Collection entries

'''

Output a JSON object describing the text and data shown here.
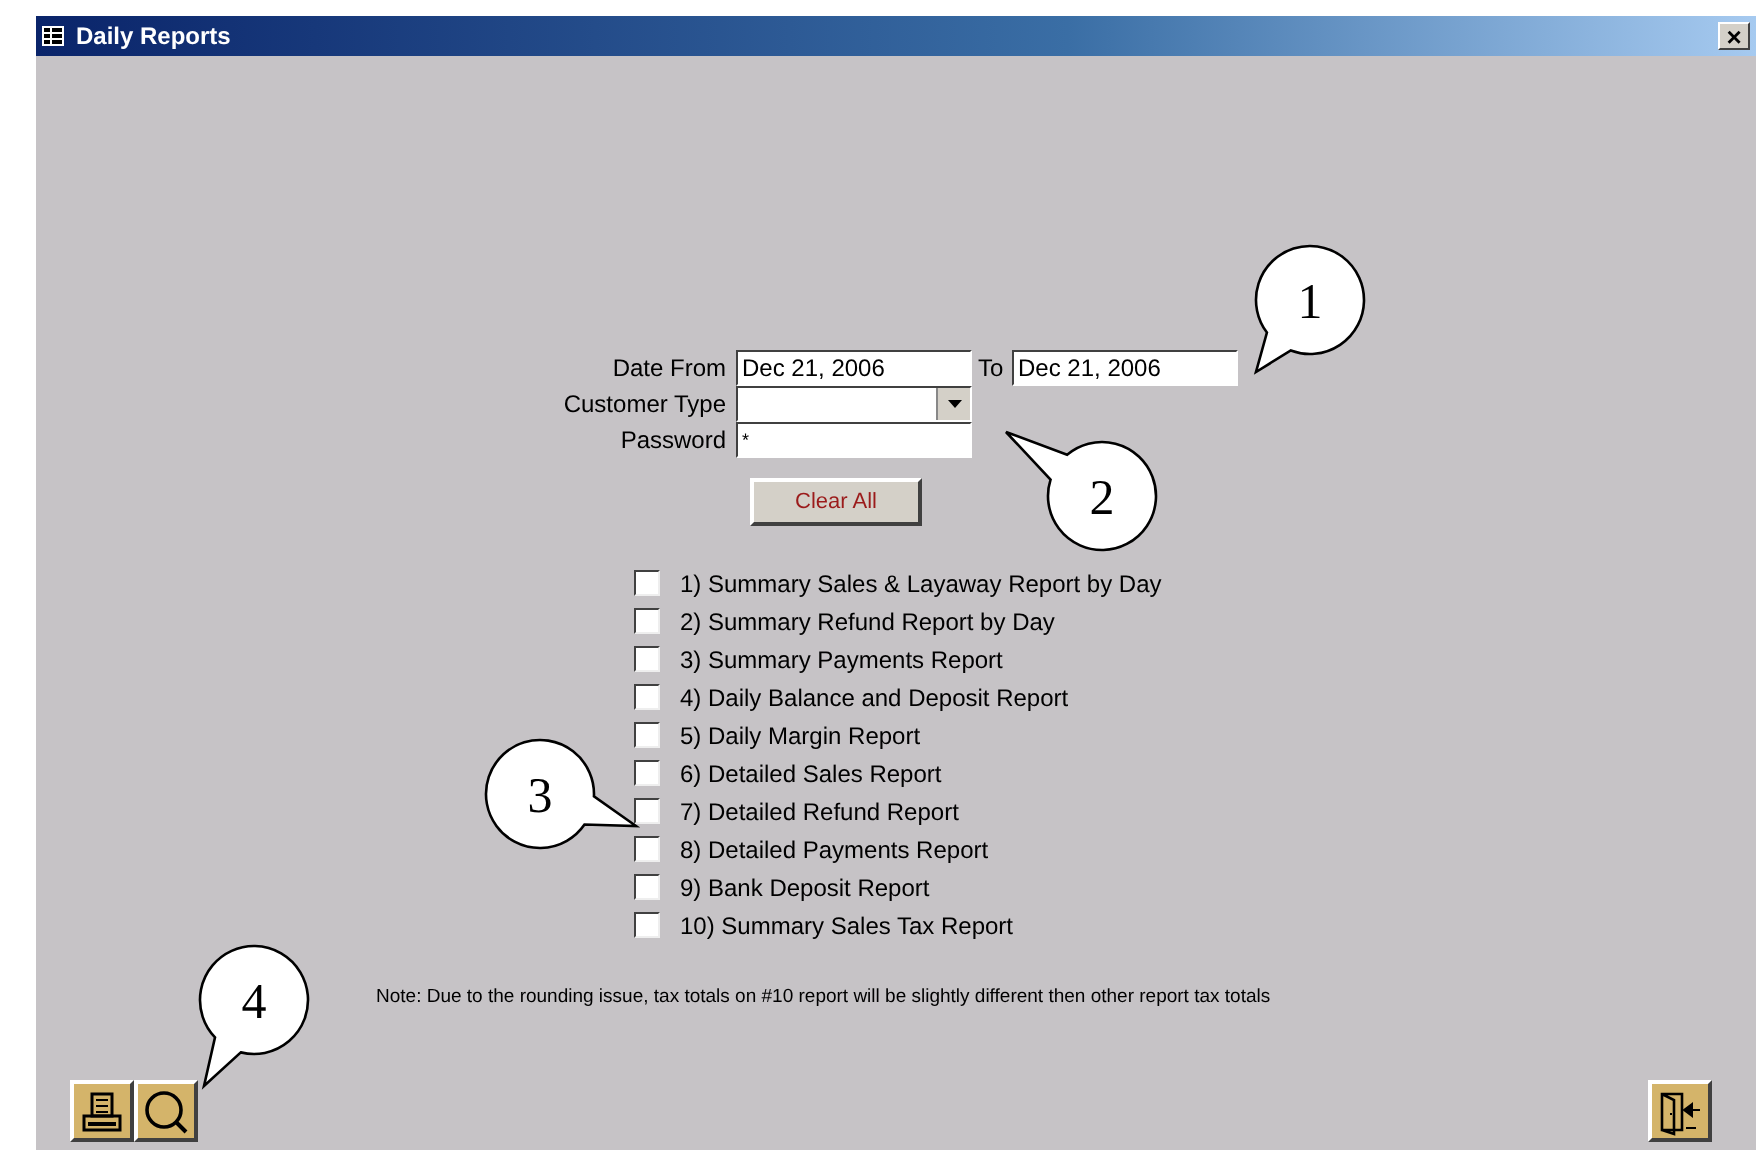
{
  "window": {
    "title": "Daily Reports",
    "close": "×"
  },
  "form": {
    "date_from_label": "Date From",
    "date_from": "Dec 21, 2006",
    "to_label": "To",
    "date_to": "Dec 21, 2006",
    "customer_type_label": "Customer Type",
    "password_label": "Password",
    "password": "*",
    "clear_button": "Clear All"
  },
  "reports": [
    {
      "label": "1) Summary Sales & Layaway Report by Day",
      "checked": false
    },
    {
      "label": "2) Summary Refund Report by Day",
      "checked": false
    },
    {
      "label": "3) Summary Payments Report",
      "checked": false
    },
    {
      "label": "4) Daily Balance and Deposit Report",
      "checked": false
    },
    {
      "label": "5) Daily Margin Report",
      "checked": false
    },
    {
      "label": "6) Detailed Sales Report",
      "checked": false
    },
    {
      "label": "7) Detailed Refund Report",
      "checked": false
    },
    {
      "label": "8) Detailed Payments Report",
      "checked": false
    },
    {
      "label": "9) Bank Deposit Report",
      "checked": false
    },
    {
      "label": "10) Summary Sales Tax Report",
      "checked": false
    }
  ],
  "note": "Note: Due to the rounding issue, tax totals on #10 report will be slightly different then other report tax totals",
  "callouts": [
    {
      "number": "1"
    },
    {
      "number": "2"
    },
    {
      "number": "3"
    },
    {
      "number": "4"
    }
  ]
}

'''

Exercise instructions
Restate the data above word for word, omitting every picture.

Answer to this exercise
Output a JSON object describing the text and data shown here.
{
  "window": {
    "title": "Daily Reports",
    "close": "×"
  },
  "form": {
    "date_from_label": "Date From",
    "date_from": "Dec 21, 2006",
    "to_label": "To",
    "date_to": "Dec 21, 2006",
    "customer_type_label": "Customer Type",
    "password_label": "Password",
    "password": "*",
    "clear_button": "Clear All"
  },
  "reports": [
    {
      "label": "1) Summary Sales & Layaway Report by Day",
      "checked": false
    },
    {
      "label": "2) Summary Refund Report by Day",
      "checked": false
    },
    {
      "label": "3) Summary Payments Report",
      "checked": false
    },
    {
      "label": "4) Daily Balance and Deposit Report",
      "checked": false
    },
    {
      "label": "5) Daily Margin Report",
      "checked": false
    },
    {
      "label": "6) Detailed Sales Report",
      "checked": false
    },
    {
      "label": "7) Detailed Refund Report",
      "checked": false
    },
    {
      "label": "8) Detailed Payments Report",
      "checked": false
    },
    {
      "label": "9) Bank Deposit Report",
      "checked": false
    },
    {
      "label": "10) Summary Sales Tax Report",
      "checked": false
    }
  ],
  "note": "Note: Due to the rounding issue, tax totals on #10 report will be slightly different then other report tax totals",
  "callouts": [
    {
      "number": "1"
    },
    {
      "number": "2"
    },
    {
      "number": "3"
    },
    {
      "number": "4"
    }
  ]
}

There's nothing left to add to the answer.